It is anticipated that Curiosity will land at Mars’ Gale crater at approximately 1:31 a.m., EDT, Aug. 6. During the two-year prime mission, the rover will investigate whether the selected area of Mars offered environmental conditions favorable for microbial life or if evidence of it existed.

For more information on the Mars Science Laboratory/Curiosity mission, visit http://www.nasa.gov/msl.

The public can follow the mission on Facebook and Twitter at http://www.facebook.com/marscuriosity and http://www.twitter.com/marscuriosity.




All of this week's top headlines to your email every Friday.


 
 

 
ball-satelilte

Ball Aerospace integrates two of five instruments for JPSS-1

Two of the five instruments scheduled to fly on the nation’s next polar-orbiting weather satellite, NOAA’s Joint Polar Satellite System -1, have been integrated to the spacecraft bus by prime contractor Ball Aerospa...
 
 
NASA/JPL photograph

NASA’s Dawn spacecraft captures best-ever view of dwarf planet

Zoomed out – PIA19173 Ceres appears sharper than ever at 43 pixels across, a higher resolution than images of Ceres taken by the NASA’s Hubble Space Telescope in 2003 and 2004. NASA’s Dawn spacecraft has retur...
 
 
ATK

ATK completes installation of world’s largest solid rocket motor for ground test

ATK The first qualification motor for NASA’s Space Launch Systems booster is installed in ATK’s test stand in Utah – ready for a March 11 static-fire test. NASA and ATK have completed installing the first Spac...
 

 
ULA photograph

Third Lockheed Martin-built MUOS satellite launched, responding to commands

ULA photograph The U.S. Air Force’s 45th Space Wing successfully launched the third Mobile User Objective System satellite, built by Lockheed Martin, for the U.S. Navy at 8:04 p.m. Jan. 20, 2015, from Launch Complex 41 at...
 
 
ULA photograph

ULA successfully launches Navy’s Mobile User Objective System-3

ULA photograph The U.S. Air Force’s 45th Space Wing successfully launched the third Mobile User Objective System (MUOS) satellite, built by Lockheed Martin, for the U.S. Navy at 8:04 p.m. Jan. 20, 2015, from Launch Comple...
 
 

Aerojet Rocketdyne Propulsion supports launch, flight of third MUOS satellite

Aerojet Rocketdyne played a critical role in successfully placing the third of five planned Mobile User Objective System (MUOS-3) satellites, designed and built by Lockheed Martin, into orbit for the U.S. Navy. The mission was launched from Cape Canaveral Air Force Station in Florida aboard a United Launch Alliance Atlas V rocket, with five Aerojet...
 




0 Comments


Be the first to comment!


Leave a Reply

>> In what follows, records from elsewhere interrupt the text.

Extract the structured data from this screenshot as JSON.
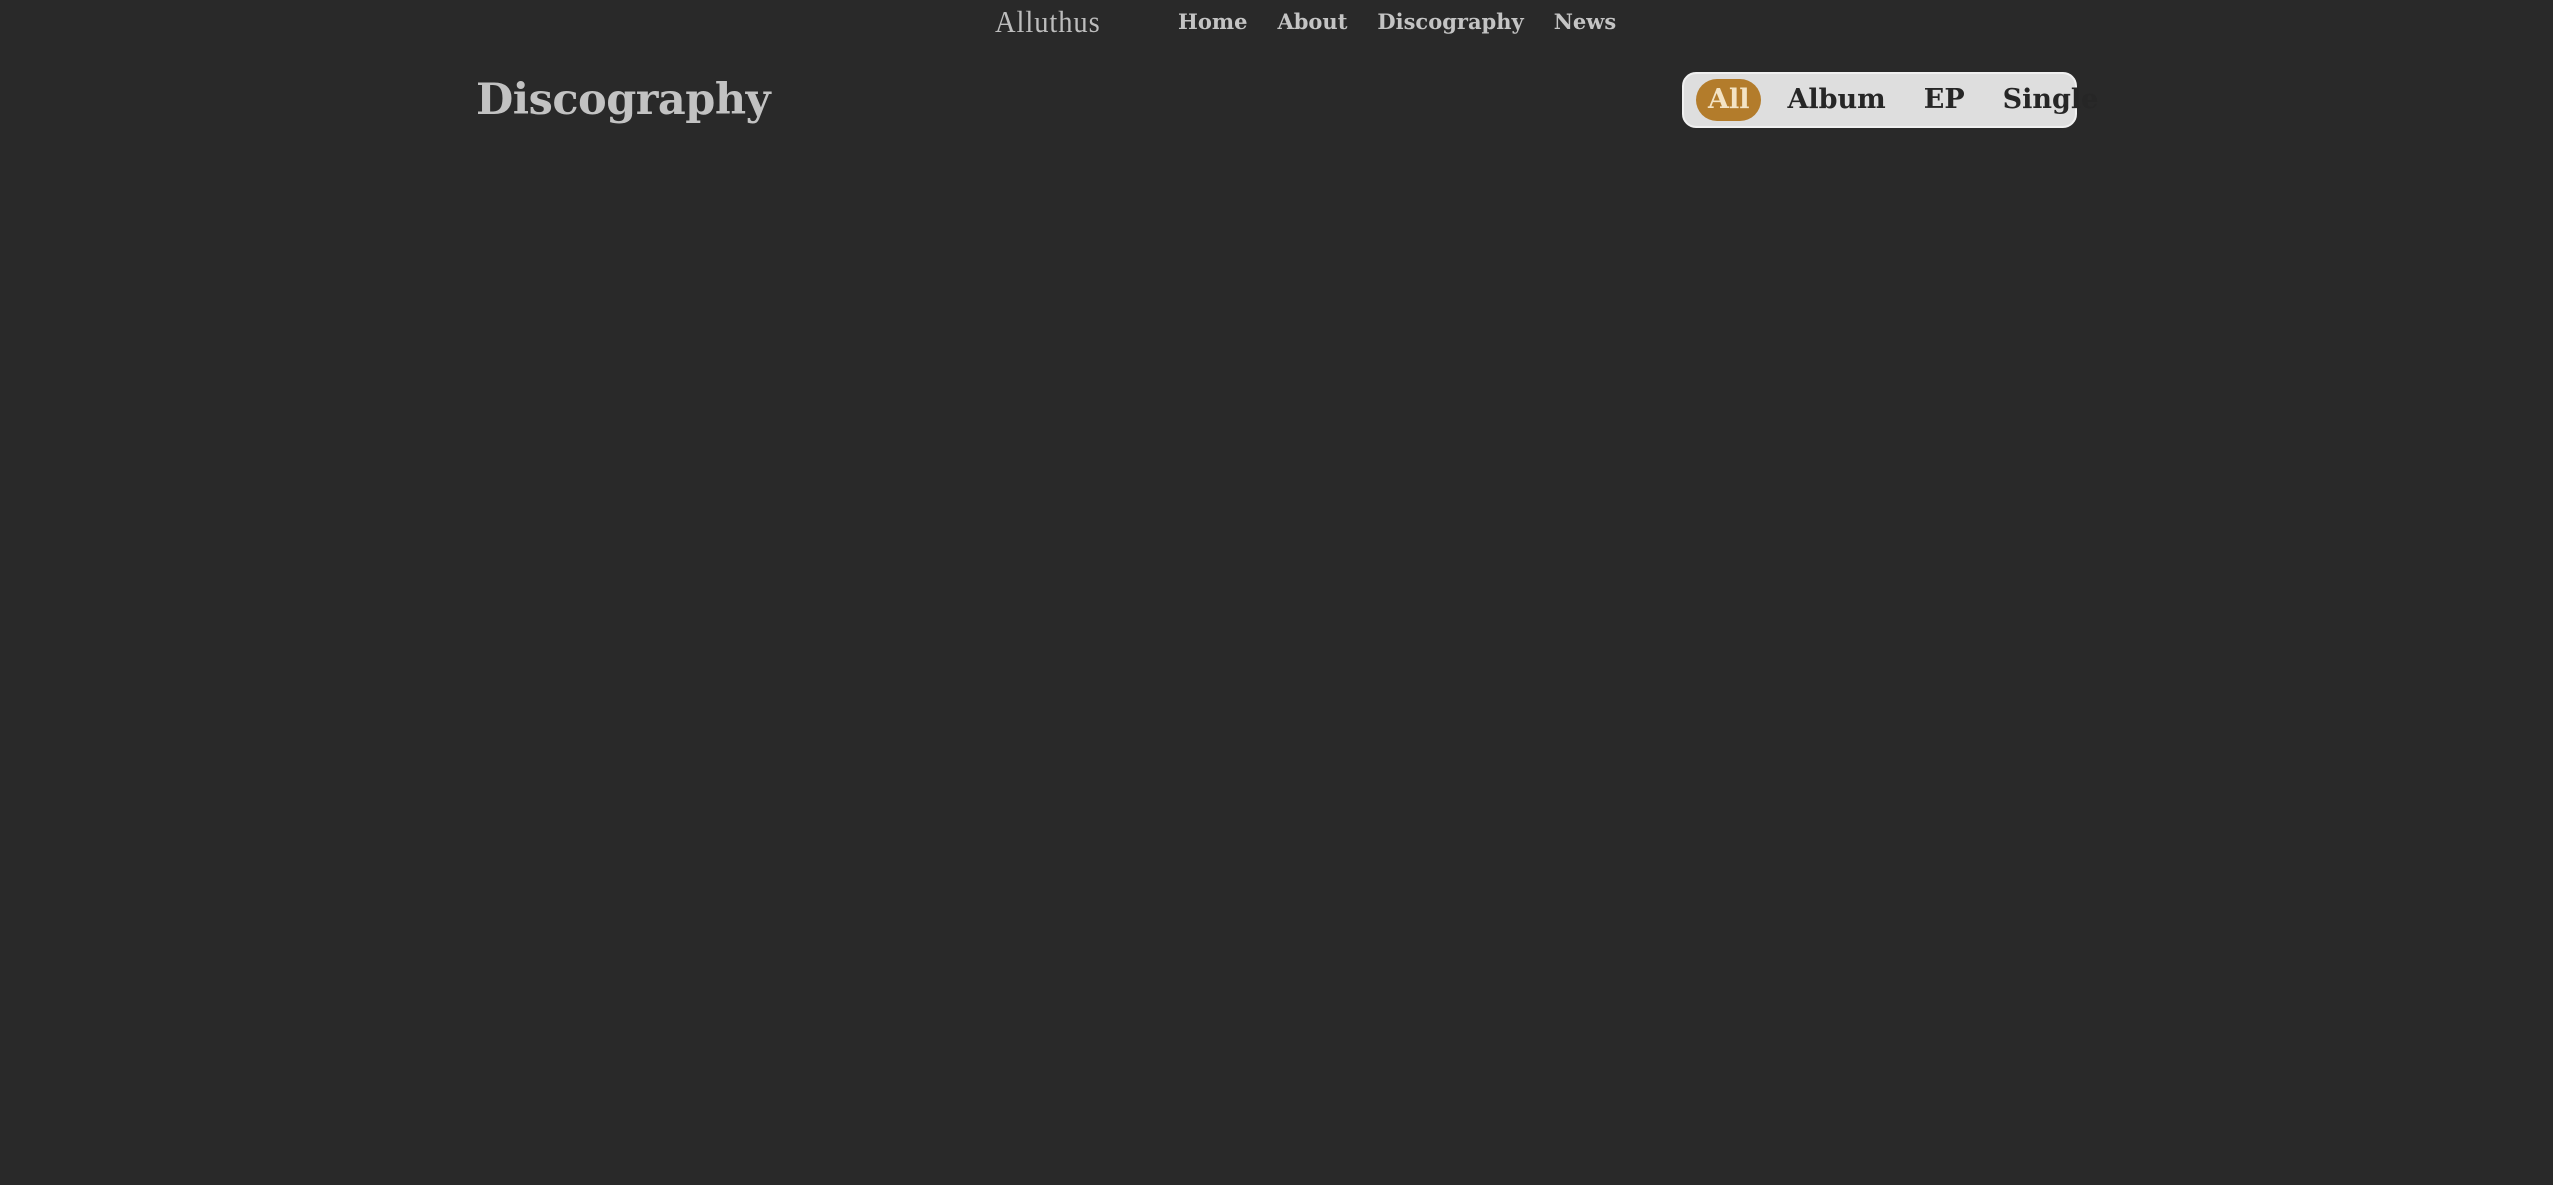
{
  "header": {
    "logo_text": "Alluthus",
    "nav": [
      {
        "label": "Home"
      },
      {
        "label": "About"
      },
      {
        "label": "Discography"
      },
      {
        "label": "News"
      }
    ]
  },
  "main": {
    "title": "Discography",
    "filters": [
      {
        "label": "All",
        "active": true
      },
      {
        "label": "Album",
        "active": false
      },
      {
        "label": "EP",
        "active": false
      },
      {
        "label": "Single",
        "active": false
      }
    ]
  },
  "colors": {
    "background": "#292929",
    "accent": "#b37c2b",
    "filter_bar": "#dedede"
  }
}
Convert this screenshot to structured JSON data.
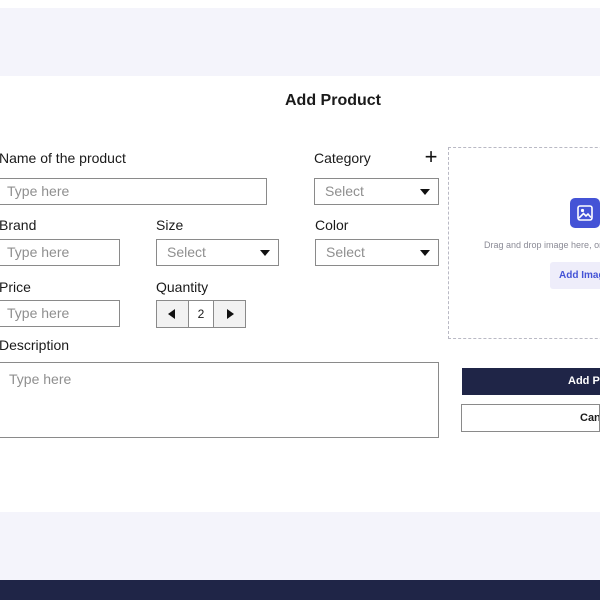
{
  "page": {
    "title": "Add Product"
  },
  "form": {
    "name": {
      "label": "Name of the product",
      "placeholder": "Type here"
    },
    "category": {
      "label": "Category",
      "value": "Select",
      "add_icon": "plus-icon"
    },
    "brand": {
      "label": "Brand",
      "placeholder": "Type here"
    },
    "size": {
      "label": "Size",
      "value": "Select"
    },
    "color": {
      "label": "Color",
      "value": "Select"
    },
    "price": {
      "label": "Price",
      "placeholder": "Type here"
    },
    "quantity": {
      "label": "Quantity",
      "value": "2"
    },
    "description": {
      "label": "Description",
      "placeholder": "Type here"
    }
  },
  "upload": {
    "icon": "image-upload-icon",
    "hint": "Drag and drop image here, or",
    "button_label": "Add Image"
  },
  "actions": {
    "primary_label": "Add Product",
    "secondary_label": "Cancel"
  },
  "colors": {
    "accent": "#4453d6",
    "navy": "#1f2547",
    "band": "#f4f4fb"
  }
}
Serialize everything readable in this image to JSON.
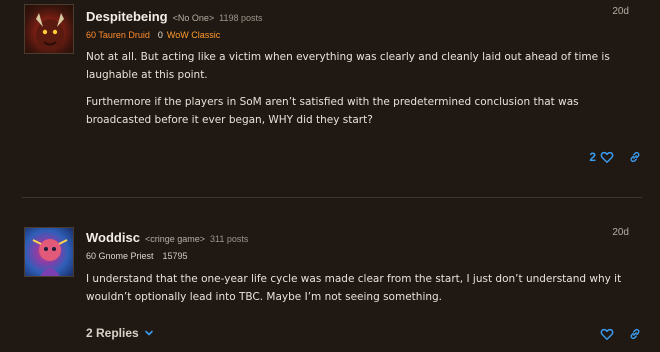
{
  "posts": [
    {
      "username": "Despitebeing",
      "title_tag": "<No One>",
      "post_count": "1198 posts",
      "class_line": "60 Tauren Druid",
      "stat": "0",
      "realm": "WoW Classic",
      "date": "20d",
      "paragraphs": [
        "Not at all. But acting like a victim when everything was clearly and cleanly laid out ahead of time is laughable at this point.",
        "Furthermore if the players in SoM aren’t satisfied with the predetermined conclusion that was broadcasted before it ever began, WHY did they start?"
      ],
      "likes": "2"
    },
    {
      "username": "Woddisc",
      "title_tag": "<cringe game>",
      "post_count": "311 posts",
      "class_line": "60 Gnome Priest",
      "stat": "15795",
      "date": "20d",
      "paragraphs": [
        "I understand that the one-year life cycle was made clear from the start, I just don’t understand why it wouldn’t optionally lead into TBC. Maybe I’m not seeing something."
      ],
      "replies_label": "2 Replies"
    }
  ],
  "icons": {
    "like": "heart-icon",
    "share": "link-icon",
    "expand": "chevron-down-icon"
  },
  "colors": {
    "background": "#201913",
    "accent_blue": "#3a9cf0",
    "class_orange": "#ff8a2b"
  }
}
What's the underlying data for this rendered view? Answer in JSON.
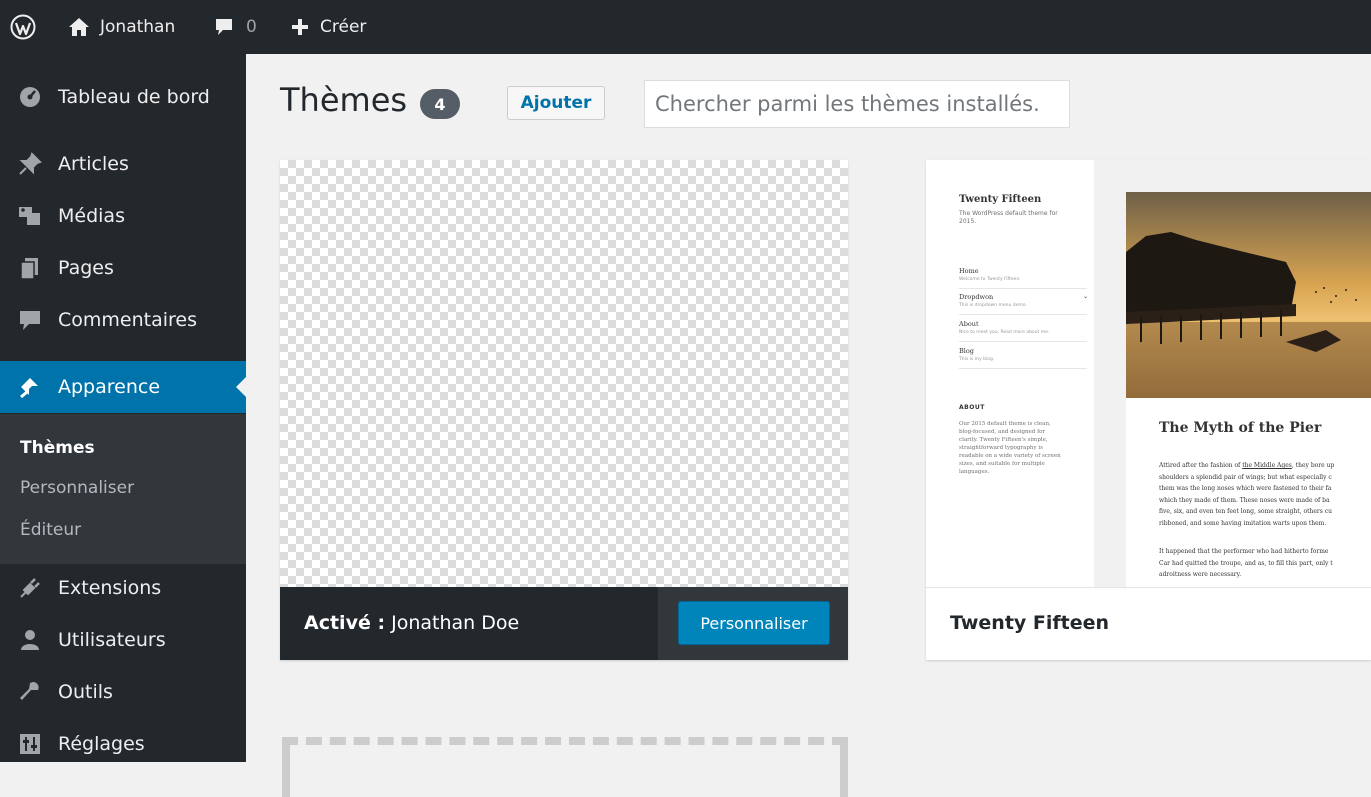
{
  "adminbar": {
    "site_name": "Jonathan",
    "comments_count": "0",
    "new_label": "Créer"
  },
  "sidebar": {
    "items": [
      {
        "label": "Tableau de bord",
        "icon": "dashboard-icon"
      },
      {
        "label": "Articles",
        "icon": "pin-icon"
      },
      {
        "label": "Médias",
        "icon": "media-icon"
      },
      {
        "label": "Pages",
        "icon": "pages-icon"
      },
      {
        "label": "Commentaires",
        "icon": "comment-icon"
      },
      {
        "label": "Apparence",
        "icon": "appearance-icon",
        "current": true
      },
      {
        "label": "Extensions",
        "icon": "plugin-icon"
      },
      {
        "label": "Utilisateurs",
        "icon": "users-icon"
      },
      {
        "label": "Outils",
        "icon": "tools-icon"
      },
      {
        "label": "Réglages",
        "icon": "settings-icon"
      }
    ],
    "submenu": [
      "Thèmes",
      "Personnaliser",
      "Éditeur"
    ]
  },
  "page": {
    "title": "Thèmes",
    "count": "4",
    "add_label": "Ajouter",
    "search_placeholder": "Chercher parmi les thèmes installés..."
  },
  "active_theme": {
    "prefix": "Activé :",
    "name": "Jonathan Doe",
    "customize_label": "Personnaliser"
  },
  "theme_card": {
    "name": "Twenty Fifteen",
    "preview": {
      "site_title": "Twenty Fifteen",
      "site_desc": "The WordPress default theme for 2015.",
      "nav": [
        {
          "label": "Home",
          "sub": "Welcome to Twenty Fifteen."
        },
        {
          "label": "Dropdwon",
          "sub": "This is dropdown menu demo."
        },
        {
          "label": "About",
          "sub": "Nice to meet you. Read more about me."
        },
        {
          "label": "Blog",
          "sub": "This is my blog."
        }
      ],
      "about_heading": "ABOUT",
      "about_text": "Our 2015 default theme is clean, blog-focused, and designed for clarity. Twenty Fifteen's simple, straightforward typography is readable on a wide variety of screen sizes, and suitable for multiple languages.",
      "post_title": "The Myth of the Pier",
      "para1_a": "Attired after the fashion of ",
      "para1_link": "the Middle Ages",
      "para1_b": ", they bore up\nshoulders a splendid pair of wings; but what especially c\nthem was the long noses which were fastened to their fa\nwhich they made of them. These noses were made of ba\nfive, six, and even ten feet long, some straight, others cu\nribboned, and some having imitation warts upon them.",
      "para2": "It happened that the performer who had hitherto forme\nCar had quitted the troupe, and as, to fill this part, only t\nadroitness were necessary."
    }
  }
}
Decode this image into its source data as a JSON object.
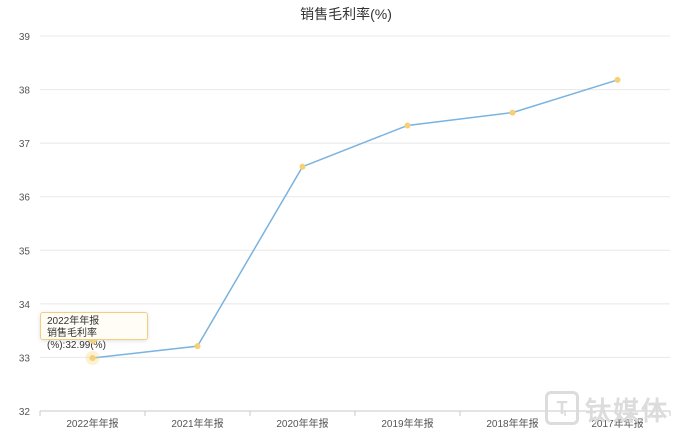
{
  "chart_data": {
    "type": "line",
    "title": "销售毛利率(%)",
    "categories": [
      "2022年年报",
      "2021年年报",
      "2020年年报",
      "2019年年报",
      "2018年年报",
      "2017年年报"
    ],
    "series": [
      {
        "values": [
          32.99,
          33.21,
          36.56,
          37.33,
          37.57,
          38.18
        ]
      }
    ],
    "ylim": [
      32,
      39
    ],
    "yticks": [
      32,
      33,
      34,
      35,
      36,
      37,
      38,
      39
    ],
    "grid": true,
    "line_color": "#7ab3e0",
    "point_color": "#f8cf72"
  },
  "tooltip": {
    "title": "2022年年报",
    "value_text": "销售毛利率(%):32.99(%)"
  },
  "watermark": {
    "logo_glyph": "T",
    "text": "钛媒体"
  }
}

Your email address will not be published. Required fields are marked *

You may use these HTML tags and attributes: <a href="" title=""> <abbr title=""> <acronym title=""> <b> <blockquote cite=""> <cite> <code> <del datetime=""> <em> <i> <q cite=""> <strike> <strong>